- Missed time from work: Injured workers who are temporarily unable to return to their duties can receive temporary disability benefits, which are usually about two-thirds of the worker’s average weekly wage. Partial temporary disability benefits are available for those who are able to return to work, but are earning less because they must take on light-duty work or work for fewer hours. While your time off from work should absolutely be recorded by your employer and noted in your medical records, you should still keep your own records and notes. If there are any errors in your employer’s records, or you do not receive a benefit check, having your own records can be critical. Additionally, these records will be helpful to refresh your memory before providing testimony at your workers’ compensation hearing or at a deposition.

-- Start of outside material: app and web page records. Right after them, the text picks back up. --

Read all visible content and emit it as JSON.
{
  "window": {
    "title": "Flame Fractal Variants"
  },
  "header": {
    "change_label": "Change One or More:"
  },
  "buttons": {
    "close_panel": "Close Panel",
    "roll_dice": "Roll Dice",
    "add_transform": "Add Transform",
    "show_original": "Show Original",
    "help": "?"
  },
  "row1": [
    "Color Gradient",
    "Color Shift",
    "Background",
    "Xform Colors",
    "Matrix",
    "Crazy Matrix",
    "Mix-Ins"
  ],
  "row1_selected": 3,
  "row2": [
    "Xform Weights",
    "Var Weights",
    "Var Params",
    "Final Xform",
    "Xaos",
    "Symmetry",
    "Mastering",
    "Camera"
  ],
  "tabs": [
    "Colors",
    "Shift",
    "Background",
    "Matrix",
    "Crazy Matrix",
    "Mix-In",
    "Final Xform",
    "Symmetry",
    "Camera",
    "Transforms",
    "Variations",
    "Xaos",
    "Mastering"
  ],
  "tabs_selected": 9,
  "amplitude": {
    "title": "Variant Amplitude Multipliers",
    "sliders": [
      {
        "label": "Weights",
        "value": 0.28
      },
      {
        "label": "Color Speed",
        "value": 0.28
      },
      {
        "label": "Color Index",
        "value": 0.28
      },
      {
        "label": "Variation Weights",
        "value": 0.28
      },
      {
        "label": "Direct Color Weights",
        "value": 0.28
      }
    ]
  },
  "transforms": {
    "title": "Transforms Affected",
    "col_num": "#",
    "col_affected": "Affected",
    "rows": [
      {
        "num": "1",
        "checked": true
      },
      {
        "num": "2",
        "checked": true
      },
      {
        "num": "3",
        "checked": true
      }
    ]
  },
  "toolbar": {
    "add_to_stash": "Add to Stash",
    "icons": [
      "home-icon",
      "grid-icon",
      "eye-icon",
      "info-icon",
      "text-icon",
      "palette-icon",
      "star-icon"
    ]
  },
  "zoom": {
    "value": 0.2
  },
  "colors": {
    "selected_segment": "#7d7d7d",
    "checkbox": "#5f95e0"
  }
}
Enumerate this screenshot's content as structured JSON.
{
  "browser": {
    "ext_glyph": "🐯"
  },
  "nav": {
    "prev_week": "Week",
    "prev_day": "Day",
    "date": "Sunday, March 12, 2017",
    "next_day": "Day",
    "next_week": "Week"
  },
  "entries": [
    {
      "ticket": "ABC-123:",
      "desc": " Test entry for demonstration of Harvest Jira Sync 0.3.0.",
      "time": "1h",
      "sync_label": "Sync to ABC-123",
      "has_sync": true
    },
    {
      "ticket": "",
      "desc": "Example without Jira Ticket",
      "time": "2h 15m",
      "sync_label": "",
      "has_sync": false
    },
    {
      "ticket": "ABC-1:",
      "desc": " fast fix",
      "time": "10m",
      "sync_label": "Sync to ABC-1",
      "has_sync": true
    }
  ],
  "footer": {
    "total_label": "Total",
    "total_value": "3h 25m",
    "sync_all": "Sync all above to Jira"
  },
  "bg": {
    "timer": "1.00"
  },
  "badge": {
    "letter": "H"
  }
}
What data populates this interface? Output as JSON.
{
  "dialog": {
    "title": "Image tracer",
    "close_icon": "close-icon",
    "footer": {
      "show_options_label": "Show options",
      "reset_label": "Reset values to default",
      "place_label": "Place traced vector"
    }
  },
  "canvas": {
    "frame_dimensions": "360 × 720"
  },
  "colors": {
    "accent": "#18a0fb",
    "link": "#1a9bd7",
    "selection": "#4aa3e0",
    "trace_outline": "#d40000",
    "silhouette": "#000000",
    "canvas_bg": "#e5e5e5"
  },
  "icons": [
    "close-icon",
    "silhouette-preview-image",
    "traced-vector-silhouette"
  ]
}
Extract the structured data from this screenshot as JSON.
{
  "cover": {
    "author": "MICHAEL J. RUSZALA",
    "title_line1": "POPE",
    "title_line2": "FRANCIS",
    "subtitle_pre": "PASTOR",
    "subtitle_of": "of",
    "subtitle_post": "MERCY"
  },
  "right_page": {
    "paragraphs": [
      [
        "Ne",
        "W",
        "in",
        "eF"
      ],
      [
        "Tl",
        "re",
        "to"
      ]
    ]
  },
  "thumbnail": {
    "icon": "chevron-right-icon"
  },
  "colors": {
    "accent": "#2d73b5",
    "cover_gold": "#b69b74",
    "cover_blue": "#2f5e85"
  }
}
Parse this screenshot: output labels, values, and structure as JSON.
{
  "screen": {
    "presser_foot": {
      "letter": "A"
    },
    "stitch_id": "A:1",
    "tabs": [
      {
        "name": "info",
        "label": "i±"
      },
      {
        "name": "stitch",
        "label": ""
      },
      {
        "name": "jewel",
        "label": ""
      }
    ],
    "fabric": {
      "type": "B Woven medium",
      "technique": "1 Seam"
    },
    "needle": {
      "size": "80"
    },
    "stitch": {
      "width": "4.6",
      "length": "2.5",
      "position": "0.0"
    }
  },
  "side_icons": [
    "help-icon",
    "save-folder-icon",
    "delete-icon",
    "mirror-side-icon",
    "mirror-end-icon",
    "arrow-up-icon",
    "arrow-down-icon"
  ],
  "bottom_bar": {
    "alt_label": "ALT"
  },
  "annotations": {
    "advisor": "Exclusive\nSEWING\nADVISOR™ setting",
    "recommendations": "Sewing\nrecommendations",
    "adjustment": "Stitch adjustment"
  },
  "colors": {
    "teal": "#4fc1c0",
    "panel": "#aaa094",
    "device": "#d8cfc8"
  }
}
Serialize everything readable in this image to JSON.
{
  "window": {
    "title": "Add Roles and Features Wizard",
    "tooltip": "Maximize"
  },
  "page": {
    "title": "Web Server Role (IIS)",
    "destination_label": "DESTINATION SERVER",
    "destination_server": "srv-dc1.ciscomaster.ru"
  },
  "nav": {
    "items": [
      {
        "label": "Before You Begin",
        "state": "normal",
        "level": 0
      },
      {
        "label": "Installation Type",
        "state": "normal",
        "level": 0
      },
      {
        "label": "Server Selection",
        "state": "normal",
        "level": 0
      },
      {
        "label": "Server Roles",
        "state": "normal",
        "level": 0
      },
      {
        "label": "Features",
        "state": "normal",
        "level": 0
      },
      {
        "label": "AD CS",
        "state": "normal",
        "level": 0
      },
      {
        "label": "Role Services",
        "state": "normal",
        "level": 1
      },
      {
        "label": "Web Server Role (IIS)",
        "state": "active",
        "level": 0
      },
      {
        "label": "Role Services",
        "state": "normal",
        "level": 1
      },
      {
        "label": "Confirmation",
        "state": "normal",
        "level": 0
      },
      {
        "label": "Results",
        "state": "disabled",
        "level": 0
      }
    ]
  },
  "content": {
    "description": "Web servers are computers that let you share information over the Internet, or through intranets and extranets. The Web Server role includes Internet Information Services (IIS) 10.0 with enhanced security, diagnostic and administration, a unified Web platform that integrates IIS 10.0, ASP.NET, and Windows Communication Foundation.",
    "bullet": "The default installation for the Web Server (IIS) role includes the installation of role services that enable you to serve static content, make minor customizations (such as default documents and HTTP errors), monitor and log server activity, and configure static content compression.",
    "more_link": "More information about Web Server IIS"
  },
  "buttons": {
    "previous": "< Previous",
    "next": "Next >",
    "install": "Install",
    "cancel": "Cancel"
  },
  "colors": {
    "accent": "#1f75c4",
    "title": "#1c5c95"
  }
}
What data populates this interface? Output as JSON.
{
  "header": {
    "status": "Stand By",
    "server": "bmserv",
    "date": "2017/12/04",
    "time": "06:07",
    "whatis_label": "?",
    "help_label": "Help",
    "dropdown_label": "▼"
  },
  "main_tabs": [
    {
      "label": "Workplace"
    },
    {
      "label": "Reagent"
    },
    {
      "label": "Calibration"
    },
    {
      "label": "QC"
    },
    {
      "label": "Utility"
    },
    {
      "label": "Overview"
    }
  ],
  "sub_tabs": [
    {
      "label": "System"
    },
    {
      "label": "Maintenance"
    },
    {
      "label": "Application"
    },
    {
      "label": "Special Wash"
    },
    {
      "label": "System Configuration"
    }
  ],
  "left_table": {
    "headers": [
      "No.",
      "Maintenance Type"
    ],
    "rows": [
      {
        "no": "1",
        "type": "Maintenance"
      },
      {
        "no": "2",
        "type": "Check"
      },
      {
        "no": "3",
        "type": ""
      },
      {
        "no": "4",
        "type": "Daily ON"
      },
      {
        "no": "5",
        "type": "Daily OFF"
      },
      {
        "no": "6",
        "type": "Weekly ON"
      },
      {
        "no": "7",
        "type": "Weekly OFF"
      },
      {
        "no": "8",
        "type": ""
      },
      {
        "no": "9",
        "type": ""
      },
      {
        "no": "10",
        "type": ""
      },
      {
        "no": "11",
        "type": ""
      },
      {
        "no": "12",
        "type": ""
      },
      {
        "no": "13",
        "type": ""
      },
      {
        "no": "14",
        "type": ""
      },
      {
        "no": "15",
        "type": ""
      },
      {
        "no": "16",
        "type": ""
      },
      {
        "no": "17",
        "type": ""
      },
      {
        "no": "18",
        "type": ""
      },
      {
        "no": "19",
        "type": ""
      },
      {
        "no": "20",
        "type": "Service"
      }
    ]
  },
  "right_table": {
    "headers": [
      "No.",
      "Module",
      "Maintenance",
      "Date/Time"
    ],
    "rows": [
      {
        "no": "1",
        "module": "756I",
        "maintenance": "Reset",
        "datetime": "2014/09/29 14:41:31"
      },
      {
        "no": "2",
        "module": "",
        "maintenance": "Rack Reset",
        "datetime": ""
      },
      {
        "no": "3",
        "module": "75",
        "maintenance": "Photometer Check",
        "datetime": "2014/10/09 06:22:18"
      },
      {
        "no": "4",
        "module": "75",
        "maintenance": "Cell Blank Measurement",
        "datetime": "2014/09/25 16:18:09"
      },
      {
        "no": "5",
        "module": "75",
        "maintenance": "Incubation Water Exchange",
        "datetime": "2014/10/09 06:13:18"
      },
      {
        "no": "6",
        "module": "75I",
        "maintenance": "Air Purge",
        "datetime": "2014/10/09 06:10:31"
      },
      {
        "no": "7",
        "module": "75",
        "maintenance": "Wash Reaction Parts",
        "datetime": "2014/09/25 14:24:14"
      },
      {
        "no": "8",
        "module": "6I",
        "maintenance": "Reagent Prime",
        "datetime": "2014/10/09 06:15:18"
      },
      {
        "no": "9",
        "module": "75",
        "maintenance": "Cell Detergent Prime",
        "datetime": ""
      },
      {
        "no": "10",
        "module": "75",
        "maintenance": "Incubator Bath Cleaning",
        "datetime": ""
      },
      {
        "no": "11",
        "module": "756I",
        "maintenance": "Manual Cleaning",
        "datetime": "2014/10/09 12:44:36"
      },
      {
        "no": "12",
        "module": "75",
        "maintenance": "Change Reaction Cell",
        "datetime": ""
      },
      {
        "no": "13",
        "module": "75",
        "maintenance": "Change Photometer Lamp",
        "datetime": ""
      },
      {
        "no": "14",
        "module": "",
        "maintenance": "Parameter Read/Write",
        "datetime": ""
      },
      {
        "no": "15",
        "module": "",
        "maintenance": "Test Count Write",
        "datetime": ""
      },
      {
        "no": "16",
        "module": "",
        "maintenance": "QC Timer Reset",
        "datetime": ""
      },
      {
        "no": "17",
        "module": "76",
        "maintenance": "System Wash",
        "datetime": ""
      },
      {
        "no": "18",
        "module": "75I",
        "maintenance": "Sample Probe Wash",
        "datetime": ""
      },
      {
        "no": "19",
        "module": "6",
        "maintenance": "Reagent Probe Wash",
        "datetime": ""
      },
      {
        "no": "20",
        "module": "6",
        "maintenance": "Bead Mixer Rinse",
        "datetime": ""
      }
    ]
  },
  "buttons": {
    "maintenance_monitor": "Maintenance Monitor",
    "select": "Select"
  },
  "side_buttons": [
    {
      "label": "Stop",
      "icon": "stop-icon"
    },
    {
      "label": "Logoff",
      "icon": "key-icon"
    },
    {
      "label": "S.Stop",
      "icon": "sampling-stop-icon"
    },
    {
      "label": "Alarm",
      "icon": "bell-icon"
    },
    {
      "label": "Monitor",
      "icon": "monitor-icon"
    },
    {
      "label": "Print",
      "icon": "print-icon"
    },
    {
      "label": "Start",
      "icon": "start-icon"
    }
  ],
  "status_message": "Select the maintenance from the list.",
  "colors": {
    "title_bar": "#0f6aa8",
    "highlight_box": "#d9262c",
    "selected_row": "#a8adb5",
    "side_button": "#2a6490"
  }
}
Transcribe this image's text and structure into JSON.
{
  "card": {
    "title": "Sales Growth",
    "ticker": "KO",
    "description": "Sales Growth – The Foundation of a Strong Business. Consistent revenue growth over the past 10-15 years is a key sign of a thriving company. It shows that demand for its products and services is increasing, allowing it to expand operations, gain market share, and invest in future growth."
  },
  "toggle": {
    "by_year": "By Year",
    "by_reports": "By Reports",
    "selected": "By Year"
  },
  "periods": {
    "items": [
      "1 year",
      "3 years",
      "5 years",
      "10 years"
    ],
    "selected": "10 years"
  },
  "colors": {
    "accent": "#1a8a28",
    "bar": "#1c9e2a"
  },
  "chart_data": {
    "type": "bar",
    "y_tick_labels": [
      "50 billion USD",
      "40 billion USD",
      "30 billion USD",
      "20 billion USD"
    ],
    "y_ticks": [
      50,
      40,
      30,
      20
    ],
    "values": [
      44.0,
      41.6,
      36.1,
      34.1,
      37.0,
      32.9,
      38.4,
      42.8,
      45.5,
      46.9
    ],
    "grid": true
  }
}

- Your claim: Always keep track of any paperwork that you send or receive that relates to your workers’ compensation claim. In the event that the insurance company disputes your claim, having as much evidence as possible will help you successfully win your case. Some of the documents you should keep copies of include: accident reports, claim forms, doctors’ reports, contact information for witnesses, correspondence between you and your employer or their insurance company, acceptance or denial letters from the insurance company, and forms filed with the state workers’ compensation agency.It is also important to keep notes of any phone conversations you have with the insurance company regarding your claim. Include pertinent details like the name of the person you spoke with, the date and time, and what you were told.
- Pain Journal: Unlike personal injury cases, you cannot be compensated for pain and suffering in a workers’ compensation case. That said, it does not mean keeping a pain journal cannot be useful. Keeping notes of the pain and severity of your injuries and the extent to which it limits your ability to work might help your case in other ways. For example, if you lose the full use of an arm, your doctor will assign a permanent disability rating, which will result in a monetary award.
Essentially, the more records and notes you have, the better. Even if you do not end up needing all of it, being prepared is always a good thing.
Santa Ana Workers’ Compensation Attorneys
If you are pursuing workers’ compensation benefits because you were recently injured while at work, you will need a skilled workers’ compensation attorney on your side. At Ufkes & Bright, our team of Santa Ana workers’ compensation attorneys prides itself on providing one-on-one attention and big firm results. Let us assist you every step of the way.
Contact our firm today at (714) 500-8661 to set up a free consultation!